I know that the type of notebooks or programs we decide to use is an intensely personal decision. How-and-ever, I’ve designed a Daily Journal for you word makers, and I want to give you an opportunity to grab one up so that you can start your new year and your new daily writing journaling habit off right!

 

Happy writing!

Copy of Author Logo

On hobbies and journaling and the making of words #amwriting #alwaysbewriting #artjournaling

So I read this blog post by Roni Loren today and it really got me thinking about this desire I still have to create something physical. For years now I’ve pushed that feeling down, certain that I should be focusing all of my creative energy into writing because that is where I was trying to build a career. But Roni is most certainly right when she says these little creative hobbies are lifelines that keep the crazy away.

When I first started writing, I would create these expansive art journals where I would sketch out my characters both literally and physically.

Dissect them with the same type of character studies that I employ now.

I submitted a few sketches to Alison Tyler that have mysteriously disappeared, but while I was ruminating over that, I realized that is something that is missing from my process.

Also, there is another layer of deliberateness, a focusing of intention, that makes it so pleasing to me. It’s a time to sink down into the world and characters I created and make it “pretty” or just a space to relax and play that still doesn’t take me far from writing at all.

So I’m not going to fight the feeling anymore.

And it totally plays into my motto for the year: I AM THE MAGIC. I make shit happen and however I get from zero to amazing is my path and my journey to awesomeness. So you may or may not see more posts of me doing my art journaling thing. I’m thinking probably yes, so stay tuned. *wink*
Thank you, Roni for helping me rediscover this in your post!
bigXsloppyO,
Tasha
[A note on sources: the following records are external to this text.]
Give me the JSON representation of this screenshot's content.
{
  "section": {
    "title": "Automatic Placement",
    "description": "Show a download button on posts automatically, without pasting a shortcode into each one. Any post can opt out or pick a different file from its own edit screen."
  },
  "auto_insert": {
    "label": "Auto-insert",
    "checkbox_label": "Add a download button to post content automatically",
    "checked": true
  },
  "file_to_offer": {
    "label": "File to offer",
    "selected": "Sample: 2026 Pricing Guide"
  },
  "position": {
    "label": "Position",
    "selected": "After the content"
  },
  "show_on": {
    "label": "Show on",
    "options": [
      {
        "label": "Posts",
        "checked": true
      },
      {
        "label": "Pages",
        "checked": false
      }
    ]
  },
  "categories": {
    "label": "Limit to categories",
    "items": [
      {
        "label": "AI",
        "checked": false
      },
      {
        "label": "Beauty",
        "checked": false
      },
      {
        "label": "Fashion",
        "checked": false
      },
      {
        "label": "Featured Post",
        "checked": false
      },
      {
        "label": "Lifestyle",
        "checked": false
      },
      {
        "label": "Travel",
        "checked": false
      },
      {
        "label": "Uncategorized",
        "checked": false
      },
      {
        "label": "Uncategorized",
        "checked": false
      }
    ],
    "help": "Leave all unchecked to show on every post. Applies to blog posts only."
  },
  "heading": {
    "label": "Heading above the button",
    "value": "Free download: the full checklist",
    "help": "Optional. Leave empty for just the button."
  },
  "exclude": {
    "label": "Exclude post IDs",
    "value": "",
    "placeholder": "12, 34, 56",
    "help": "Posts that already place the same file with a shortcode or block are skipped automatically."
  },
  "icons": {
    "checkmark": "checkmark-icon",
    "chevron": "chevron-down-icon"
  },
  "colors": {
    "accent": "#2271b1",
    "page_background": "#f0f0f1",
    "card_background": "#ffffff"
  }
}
Why do I find it so difficult to ask for help?

There are a number of things in my life that would be SOOOO much easier if I would just give in and say to someone, “I can’t do this alone. Can you please help me?” But those words are difficult for me to say because in the past, asking for help or showing weakness has been held against me. So I find a way, do magic tricks, perform impossible feats in an attempt to do it all on my own. These attempts often end in disaster or tears or both; however, the memory of these disastrous ends do not deter me from repeating this behavior again and again (more of that insanity, eh?).

I think the number one reason why I don’t ask for help is that I don’t want to impose on anyone or become a burden. Maybe it’s something that carried over from my childhood. My mother was a single parent and worked several jobs to make ends meet. When she got home in the evenings she was tired so I didn’t bother her with petty issues. If I could handle it myself I would. If I couldn’t handle it myself I would FIND a way to handle it myself and I guess I still do that. I know that people have their own lives and problems and what right do I have to add my issues to that? And in the grand scheme of things my problems are pointless and minuscule though they seem monumental to me. If only this twisted logic would somehow make the tasks I need to complete simpler, but ultimately it further exacerbates the problem; adding another layer of unwarranted stress. Stress leads to other bad behaviors like drinking, insomnia, eating of junk food at odd hours of the night. I recognize the fault but I don’t know how to begin to overcome it.